### DIRECTIONS FOR THIS TASK
Note each line of the listing that contains the string "행정업무", and copy it.
• • • •
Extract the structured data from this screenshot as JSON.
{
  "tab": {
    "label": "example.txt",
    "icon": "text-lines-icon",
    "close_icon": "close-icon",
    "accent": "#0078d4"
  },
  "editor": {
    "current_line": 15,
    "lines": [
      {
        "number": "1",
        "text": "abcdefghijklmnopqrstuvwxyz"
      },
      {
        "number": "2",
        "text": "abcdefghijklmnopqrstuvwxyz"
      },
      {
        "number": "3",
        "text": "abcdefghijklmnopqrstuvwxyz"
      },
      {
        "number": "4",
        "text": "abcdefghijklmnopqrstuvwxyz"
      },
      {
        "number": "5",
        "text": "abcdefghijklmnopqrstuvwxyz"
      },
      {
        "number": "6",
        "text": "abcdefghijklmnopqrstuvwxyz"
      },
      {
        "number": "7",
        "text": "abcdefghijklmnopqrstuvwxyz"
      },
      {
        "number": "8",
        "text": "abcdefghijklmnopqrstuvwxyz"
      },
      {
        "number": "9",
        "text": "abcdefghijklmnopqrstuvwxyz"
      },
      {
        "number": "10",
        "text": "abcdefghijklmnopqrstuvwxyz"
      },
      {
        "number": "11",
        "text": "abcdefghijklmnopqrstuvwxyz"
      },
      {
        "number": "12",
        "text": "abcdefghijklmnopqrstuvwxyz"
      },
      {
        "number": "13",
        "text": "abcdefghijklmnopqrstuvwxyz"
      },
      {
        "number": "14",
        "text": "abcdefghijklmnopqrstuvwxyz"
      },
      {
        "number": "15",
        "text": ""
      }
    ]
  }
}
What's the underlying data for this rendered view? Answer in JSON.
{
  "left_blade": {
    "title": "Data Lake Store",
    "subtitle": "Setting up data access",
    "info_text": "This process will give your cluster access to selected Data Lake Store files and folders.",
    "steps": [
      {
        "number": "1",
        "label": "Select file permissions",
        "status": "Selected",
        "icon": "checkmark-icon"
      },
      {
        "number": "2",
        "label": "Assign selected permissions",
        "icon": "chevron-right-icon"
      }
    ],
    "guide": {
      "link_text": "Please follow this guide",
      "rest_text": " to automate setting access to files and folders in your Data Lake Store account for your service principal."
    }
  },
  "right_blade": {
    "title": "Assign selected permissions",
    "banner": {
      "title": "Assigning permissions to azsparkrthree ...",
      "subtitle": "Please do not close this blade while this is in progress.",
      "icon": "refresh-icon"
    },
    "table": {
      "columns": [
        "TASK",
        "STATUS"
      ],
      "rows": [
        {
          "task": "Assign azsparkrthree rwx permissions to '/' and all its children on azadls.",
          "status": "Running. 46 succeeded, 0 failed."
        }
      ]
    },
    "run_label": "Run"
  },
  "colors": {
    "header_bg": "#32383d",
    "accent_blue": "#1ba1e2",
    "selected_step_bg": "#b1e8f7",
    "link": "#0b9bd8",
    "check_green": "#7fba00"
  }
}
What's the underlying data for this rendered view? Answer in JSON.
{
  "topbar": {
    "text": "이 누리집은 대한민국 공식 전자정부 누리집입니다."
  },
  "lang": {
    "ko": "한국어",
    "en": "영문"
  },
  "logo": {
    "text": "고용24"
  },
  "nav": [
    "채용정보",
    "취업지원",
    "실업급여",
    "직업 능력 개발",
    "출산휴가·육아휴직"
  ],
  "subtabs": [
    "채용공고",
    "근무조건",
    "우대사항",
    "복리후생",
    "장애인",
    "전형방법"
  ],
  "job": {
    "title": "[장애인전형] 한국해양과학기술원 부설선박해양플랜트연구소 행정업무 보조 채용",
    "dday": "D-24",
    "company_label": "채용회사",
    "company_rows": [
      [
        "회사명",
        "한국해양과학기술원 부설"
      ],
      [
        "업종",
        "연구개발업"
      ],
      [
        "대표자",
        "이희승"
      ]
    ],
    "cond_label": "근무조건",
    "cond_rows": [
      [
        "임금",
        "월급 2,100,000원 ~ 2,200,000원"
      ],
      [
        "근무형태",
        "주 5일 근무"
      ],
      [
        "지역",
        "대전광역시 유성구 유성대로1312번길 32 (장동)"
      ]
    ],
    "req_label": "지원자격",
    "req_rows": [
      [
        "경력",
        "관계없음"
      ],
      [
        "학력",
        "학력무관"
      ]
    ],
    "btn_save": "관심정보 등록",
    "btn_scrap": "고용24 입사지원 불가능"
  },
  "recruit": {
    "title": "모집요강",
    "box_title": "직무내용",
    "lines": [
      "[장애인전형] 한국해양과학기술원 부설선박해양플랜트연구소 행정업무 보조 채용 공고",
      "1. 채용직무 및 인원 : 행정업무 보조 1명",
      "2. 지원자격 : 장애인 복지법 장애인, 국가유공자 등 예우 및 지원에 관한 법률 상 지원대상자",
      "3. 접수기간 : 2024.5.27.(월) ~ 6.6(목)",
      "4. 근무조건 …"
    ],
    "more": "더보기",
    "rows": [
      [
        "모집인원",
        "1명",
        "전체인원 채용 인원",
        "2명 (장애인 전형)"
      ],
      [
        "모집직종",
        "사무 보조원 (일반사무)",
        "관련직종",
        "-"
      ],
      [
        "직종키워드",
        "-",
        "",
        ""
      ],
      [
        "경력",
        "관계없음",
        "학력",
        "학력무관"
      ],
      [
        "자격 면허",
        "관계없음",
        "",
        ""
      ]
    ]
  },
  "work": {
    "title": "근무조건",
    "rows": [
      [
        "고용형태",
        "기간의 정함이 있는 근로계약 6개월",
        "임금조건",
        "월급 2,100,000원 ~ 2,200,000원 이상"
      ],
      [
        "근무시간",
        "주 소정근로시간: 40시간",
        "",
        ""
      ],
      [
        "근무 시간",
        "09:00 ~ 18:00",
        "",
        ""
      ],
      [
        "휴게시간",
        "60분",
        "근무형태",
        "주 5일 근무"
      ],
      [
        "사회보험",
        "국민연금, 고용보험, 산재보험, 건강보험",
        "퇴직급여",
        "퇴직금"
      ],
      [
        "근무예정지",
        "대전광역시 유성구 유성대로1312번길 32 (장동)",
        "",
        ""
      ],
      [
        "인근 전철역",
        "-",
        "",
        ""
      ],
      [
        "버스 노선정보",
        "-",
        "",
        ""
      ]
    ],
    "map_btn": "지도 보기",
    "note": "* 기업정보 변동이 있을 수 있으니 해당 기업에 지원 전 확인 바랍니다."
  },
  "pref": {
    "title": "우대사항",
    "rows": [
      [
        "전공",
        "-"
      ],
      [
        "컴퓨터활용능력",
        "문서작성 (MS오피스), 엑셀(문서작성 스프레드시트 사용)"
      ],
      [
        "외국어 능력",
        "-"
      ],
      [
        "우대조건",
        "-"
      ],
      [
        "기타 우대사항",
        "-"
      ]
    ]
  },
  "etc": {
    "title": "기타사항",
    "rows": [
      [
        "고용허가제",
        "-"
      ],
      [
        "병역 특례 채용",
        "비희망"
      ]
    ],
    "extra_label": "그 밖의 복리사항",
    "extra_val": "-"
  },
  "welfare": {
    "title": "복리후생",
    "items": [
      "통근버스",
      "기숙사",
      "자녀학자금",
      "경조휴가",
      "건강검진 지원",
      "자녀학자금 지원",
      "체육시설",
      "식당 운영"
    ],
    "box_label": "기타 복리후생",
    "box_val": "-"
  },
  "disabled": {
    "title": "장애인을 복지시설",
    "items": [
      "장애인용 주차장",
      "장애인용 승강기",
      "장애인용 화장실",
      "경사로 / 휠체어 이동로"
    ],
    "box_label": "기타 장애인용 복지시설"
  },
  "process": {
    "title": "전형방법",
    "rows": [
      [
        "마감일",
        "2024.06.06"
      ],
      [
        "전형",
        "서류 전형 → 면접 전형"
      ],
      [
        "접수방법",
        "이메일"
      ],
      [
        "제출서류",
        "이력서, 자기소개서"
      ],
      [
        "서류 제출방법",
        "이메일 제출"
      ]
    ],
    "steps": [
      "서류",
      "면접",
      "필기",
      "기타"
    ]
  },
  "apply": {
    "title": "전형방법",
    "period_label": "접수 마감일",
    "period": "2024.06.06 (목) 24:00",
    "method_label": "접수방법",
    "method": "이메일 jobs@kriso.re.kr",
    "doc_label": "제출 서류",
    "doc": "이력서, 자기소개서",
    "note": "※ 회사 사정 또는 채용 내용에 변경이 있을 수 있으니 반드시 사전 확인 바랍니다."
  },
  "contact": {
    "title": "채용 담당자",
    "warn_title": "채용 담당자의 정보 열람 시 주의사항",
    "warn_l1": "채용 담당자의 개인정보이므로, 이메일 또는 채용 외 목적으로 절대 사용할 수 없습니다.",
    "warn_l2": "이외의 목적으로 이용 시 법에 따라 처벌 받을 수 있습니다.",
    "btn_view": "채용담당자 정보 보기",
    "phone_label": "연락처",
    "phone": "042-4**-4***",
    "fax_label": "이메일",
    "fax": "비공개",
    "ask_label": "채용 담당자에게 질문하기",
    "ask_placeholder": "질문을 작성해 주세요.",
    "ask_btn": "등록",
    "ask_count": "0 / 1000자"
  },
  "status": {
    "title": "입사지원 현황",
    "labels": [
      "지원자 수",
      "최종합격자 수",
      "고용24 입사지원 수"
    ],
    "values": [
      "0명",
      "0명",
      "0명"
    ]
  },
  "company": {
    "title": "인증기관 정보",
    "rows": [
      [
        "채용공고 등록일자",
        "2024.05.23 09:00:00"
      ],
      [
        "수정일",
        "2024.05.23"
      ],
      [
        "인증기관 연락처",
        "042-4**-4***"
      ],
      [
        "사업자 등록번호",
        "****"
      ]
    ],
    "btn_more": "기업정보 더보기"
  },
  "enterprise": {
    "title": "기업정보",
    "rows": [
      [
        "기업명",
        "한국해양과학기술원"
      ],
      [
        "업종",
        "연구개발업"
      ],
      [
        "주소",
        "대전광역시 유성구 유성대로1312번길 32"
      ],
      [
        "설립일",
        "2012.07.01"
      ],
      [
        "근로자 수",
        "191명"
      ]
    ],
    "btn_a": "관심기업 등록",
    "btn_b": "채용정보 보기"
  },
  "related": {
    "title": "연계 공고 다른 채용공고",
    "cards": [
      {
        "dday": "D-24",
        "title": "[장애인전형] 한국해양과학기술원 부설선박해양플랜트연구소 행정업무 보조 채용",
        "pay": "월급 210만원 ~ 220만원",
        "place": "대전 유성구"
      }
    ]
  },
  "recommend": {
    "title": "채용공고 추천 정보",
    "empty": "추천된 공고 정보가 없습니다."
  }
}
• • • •
### WORKED SOLUTION
    "title": "[장애인전형] 한국해양과학기술원 부설선박해양플랜트연구소 행정업무 보조 채용",
      "[장애인전형] 한국해양과학기술원 부설선박해양플랜트연구소 행정업무 보조 채용 공고",
      "1. 채용직무 및 인원 : 행정업무 보조 1명",
        "title": "[장애인전형] 한국해양과학기술원 부설선박해양플랜트연구소 행정업무 보조 채용",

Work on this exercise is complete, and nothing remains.